Wolf_W_18.vit (4.2 KB)

Wolf_W_12.vit (4.2 KB)


#6

Here’s another example of a 3 button sack coat I used as a test to validate the method I used. I used a size 38 with 2" ease… or a ChestScale of 20". I have a whole set of this pattern so I was able to check to see if the pattern was grading properly/.

Levinsohn3282.val (122.7 KB)

Wolf_36.vit (4.2 KB)

Wolf_38.vit (4.2 KB)

Wolf_48.vit (3.9 KB)


#7

That makes sense. I wasn’t aware that this is called tracing :slight_smile: And, yes, draping. I didn’t do that, so I didn’t come up with it :blush:


#8

If you’re running from the development environment rather than a pre-built executable you can inject a couple of lines that will cause an existing SVG file to display as a wallpaper. The neat thing is that it pans and zooms with the pattern.

You still need to go through a similar process to that which @Douglas describes as you need to reverse engineer the scaleable pattern from the picture.

This is only really useful if you have patterns that you’ve made previously available as SVG and know the measurements that they were made for.

Let me know if this if of interest and I’ll explain further. Nb. my C++ is not up to adding this as a proper Seamly2D feature, but anyone that knows the code could probably add this in a couple of hours.


#9

Generally it’s referred to as digitizing a pattern, but essentially you are tracing around each pattern piece on a giant tablet using a special cursor mouse to enter in each of the relevant points. Along the way you define each point type - some of which are defined as grade points which then move according to a set of defined grade rules. BTW… when you look at the size chart of a commercial pattern - that chart IS the grade rules for that pattern, and a womens will grade different than a misses, than will a petite, than will a mens, etc.

All I did was figure out a way or reverse the process to enter the X/Y of the points by using formulas based on the pattern and measurements.

At my costume shop we do both… Since my main background is in drafting / engineering I tend to draft patterns, where as my one employee doesn’t really draft and drapes everything. I now have a way I can enter his patterns in Seamly2D and grade & print them later for different sizes. Just a note… something else I do - rather than drafting using a system (like what Sealmly2D does) or draping, I will draft patterns from slopers or basic blocks (usually women’s wear) by manipulating darts, moving seam lines, or slashing, etc.

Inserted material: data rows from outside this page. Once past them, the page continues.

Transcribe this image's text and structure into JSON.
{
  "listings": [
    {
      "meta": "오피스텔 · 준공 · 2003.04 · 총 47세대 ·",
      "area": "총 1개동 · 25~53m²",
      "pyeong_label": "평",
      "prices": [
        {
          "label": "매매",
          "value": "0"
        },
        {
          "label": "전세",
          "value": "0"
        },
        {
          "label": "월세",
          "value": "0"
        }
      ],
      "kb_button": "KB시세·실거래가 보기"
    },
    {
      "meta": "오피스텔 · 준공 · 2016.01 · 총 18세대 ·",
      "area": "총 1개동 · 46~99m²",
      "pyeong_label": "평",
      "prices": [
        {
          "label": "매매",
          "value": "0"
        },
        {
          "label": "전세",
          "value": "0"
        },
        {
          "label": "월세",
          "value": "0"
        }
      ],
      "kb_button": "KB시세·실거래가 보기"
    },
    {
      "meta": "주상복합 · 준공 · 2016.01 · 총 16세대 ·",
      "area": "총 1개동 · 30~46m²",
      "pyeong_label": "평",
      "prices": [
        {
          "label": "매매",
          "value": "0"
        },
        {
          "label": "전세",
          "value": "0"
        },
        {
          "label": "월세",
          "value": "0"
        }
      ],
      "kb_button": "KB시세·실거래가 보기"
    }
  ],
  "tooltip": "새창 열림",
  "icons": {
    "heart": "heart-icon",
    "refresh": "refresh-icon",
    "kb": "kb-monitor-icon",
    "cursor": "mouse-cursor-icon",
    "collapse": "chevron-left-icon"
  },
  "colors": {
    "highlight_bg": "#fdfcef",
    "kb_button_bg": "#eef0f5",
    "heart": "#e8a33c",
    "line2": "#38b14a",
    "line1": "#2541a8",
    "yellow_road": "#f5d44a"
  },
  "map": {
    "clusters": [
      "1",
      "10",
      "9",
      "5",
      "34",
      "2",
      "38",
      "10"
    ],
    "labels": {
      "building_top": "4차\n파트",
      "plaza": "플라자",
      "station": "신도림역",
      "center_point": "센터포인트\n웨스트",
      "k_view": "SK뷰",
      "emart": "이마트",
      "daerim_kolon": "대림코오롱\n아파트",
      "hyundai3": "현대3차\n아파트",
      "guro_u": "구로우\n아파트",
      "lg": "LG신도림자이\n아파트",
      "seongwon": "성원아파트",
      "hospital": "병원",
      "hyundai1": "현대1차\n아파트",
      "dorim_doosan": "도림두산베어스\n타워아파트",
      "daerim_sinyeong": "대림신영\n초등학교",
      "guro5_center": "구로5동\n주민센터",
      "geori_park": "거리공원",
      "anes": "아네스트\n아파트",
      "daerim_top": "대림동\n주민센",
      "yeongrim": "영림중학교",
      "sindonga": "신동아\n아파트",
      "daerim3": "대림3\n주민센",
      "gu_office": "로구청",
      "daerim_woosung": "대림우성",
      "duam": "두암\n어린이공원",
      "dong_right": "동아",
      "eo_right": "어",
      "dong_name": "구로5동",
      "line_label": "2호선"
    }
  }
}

Oh… I should also point out another reason why one would want to trace or digitize a pattern (into Seamly2D.) Since a good portion of my business is dealing with period clothing, it’s not uncommon that I will take a pattern off an existing (vintage) garment - either by taking the garment apart (usually if it’s beyond repair) or not. When I first worked in the costume dept at the University of Buffalo as part of degree in technical theatre… I had to take the pattern off a vintage Victorian bustle dress without harming it and then reproduce the dress for a production of La Ronde. In this case the vintage dress was chosen because it was the same size needed… thing is - back then there were no PC’s or software to make patterns with so I would have had to grade the pattern manually. LOL


#10

You mean the ones that you pay money for?


#11

That was Douglas, not me :slight_smile: But I assume yes, he means probably the ones you have to pay for.


#12

Yes… those ones you pay exhorbinately for. That’s one reason Valentina / Really is not normal… it won’t cost you an arm and leg. :slight_smile:


#13

I use lots of old sheets in duplicating or creating a pattern from an existing piece. No matter how well.i think I created a pattern by drafting, draping, or a combination method involving lots of guessing I find sewing a fitting garment from old sheets is the only way I can be satisfied with fit and not waste a lot of beautiful expensive fabric. This was especially true when inventing a pattern for a custom wedding dress for my niece who lived 500 miles away


#14

We do mockups all the time at my shop… years ago we bought out a drapery business and have tons of cheap fabric we use… it’s cheaper than buying muslin.


#15

Speaking of digitizing patterns…

http://www.iacde.net/20th-century-fox-selects-gerber-to-produce-replica-costumes-for-movie-the-greatest-showman/